The Foreign Ministry spokesman, Mark Regev, said that Israel did not see “the implosion of the Palestinian Authority in anyone’s interest.” But in Gaza, he said, “the clear strength that Hamas is demonstrating on the ground is a problem for us, and a challenge. It’s a problem for the Palestinians, too,” he said. “Our whole policy is to work with moderate pragmatic Palestinians who believe in peace, and Hamas hegemony in Gaza is not good for Israel, for the Palestinians or for peace.”
Asked whether the Hamas gains showed the failure of the American and Israeli effort to isolate and damage Hamas and boost Fatah with recognition and weaponry, Mr. Regev said: “I don’t think Israel or the international community should give up on Palestinian moderates. That would be a self-fulfilling prophecy. Though things don’t look good in Gaza, we should have patience. Controlling the guns in Gaza doesn’t mean controlling the minds.”
While Fatah blamed Hamas for the crisis, Israeli analyst of Palestinian affairs Danny Rubinstein of Haaretz said that the “primary reason for the breakup is the fact that Fatah has refused to fully share the PA’s mechanism of power with its rival Hamas, despite Hamas’s decisive victory in the January 2006 general elections.” Fatah “was forced to overrule Palestinian voters because the entire world demanded it do so,” Mr. Rubinstein added. “Matters have come to the point where Hamas attempted to take by force what they believe they rightfully deserve.”
While rocket fire from Gaza into Israel has been sharply reduced and Israel has held off aerial attacks for the last few days, Israel lifted a gag order today about the arrest May 20 of two Palestinian women who sought to enter Israel to be suicide bombers on behalf of Islamic Jihad in Tel Aviv and Netanya.

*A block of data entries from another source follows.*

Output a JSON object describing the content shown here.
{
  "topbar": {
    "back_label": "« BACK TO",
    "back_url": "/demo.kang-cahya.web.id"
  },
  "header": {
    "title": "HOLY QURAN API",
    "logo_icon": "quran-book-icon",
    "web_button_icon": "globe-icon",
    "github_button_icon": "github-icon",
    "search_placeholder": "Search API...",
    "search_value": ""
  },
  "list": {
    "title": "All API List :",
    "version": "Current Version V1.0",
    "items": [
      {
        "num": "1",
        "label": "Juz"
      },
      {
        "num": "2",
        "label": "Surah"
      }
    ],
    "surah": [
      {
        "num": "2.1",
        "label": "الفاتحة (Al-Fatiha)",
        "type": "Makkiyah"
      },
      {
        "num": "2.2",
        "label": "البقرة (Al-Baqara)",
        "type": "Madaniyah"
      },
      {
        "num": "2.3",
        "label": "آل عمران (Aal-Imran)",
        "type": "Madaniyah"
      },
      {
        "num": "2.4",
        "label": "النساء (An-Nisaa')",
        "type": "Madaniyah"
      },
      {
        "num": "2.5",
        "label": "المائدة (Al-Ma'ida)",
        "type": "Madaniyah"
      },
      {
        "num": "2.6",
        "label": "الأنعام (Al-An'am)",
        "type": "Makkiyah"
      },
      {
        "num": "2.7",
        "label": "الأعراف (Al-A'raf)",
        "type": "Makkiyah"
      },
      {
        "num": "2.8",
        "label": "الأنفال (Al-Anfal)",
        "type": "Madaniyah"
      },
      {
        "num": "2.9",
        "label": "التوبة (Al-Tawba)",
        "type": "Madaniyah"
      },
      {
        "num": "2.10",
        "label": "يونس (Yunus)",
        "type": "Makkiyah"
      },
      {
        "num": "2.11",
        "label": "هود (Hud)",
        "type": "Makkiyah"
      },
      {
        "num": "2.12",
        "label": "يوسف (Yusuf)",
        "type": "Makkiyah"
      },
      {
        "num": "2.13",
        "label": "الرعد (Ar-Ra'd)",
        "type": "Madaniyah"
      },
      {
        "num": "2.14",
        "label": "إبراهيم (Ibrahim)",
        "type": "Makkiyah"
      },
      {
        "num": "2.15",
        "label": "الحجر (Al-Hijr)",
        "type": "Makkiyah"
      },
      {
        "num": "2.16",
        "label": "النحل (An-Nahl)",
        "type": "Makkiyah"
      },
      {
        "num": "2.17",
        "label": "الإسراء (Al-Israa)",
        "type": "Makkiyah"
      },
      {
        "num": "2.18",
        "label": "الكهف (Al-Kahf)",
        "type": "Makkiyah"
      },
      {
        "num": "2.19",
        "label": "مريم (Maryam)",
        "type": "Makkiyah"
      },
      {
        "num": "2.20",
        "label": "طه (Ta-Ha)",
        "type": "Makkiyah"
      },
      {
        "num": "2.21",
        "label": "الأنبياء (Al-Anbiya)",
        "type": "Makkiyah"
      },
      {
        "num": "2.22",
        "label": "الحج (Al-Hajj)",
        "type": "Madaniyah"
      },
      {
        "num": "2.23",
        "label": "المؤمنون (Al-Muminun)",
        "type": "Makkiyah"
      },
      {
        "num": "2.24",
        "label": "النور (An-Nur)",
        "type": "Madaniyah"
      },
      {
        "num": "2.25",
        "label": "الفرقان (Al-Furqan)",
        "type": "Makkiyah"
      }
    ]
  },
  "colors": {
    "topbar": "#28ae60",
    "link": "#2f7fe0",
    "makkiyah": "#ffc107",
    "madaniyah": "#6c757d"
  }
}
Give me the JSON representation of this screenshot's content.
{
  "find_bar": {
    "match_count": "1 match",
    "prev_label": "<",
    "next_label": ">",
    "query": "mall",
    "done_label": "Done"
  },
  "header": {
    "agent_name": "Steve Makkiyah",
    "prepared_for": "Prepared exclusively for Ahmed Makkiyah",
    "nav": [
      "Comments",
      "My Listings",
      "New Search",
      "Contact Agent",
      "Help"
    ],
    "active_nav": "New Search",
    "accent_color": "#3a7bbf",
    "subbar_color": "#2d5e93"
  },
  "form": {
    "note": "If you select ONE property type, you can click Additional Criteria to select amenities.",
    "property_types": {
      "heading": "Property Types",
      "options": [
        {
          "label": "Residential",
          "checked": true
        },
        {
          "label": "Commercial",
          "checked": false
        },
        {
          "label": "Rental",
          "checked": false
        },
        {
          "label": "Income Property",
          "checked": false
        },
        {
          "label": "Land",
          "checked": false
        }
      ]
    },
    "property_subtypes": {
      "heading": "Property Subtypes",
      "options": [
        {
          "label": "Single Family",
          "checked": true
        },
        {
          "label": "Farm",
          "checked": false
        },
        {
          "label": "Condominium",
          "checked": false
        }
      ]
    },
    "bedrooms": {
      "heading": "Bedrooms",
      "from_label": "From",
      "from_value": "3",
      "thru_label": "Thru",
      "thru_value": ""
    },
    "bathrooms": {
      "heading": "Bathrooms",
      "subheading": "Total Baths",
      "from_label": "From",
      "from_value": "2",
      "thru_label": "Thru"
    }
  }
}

The two women, one of them pregnant, had received Israeli permission to travel to Ramallah for medical tests. The Israelis say that the two women were to meet Islamic Jihad in Ramallah to get explosive belts.
Fatima Yunes Hassan Zak, 39, a resident of Gaza, mother of eight children and pregnant with her ninth, had been responsible for an Islamic Jihad Gaza women’s labor office for four years. Her niece, Ruda Ibrahim Yunes Habib, 30, a mother of four children, sought her assistance in carrying out a suicide attack inside Israel.
Both women were arrested as they tried to leave Gaza and they remain in Israeli custody.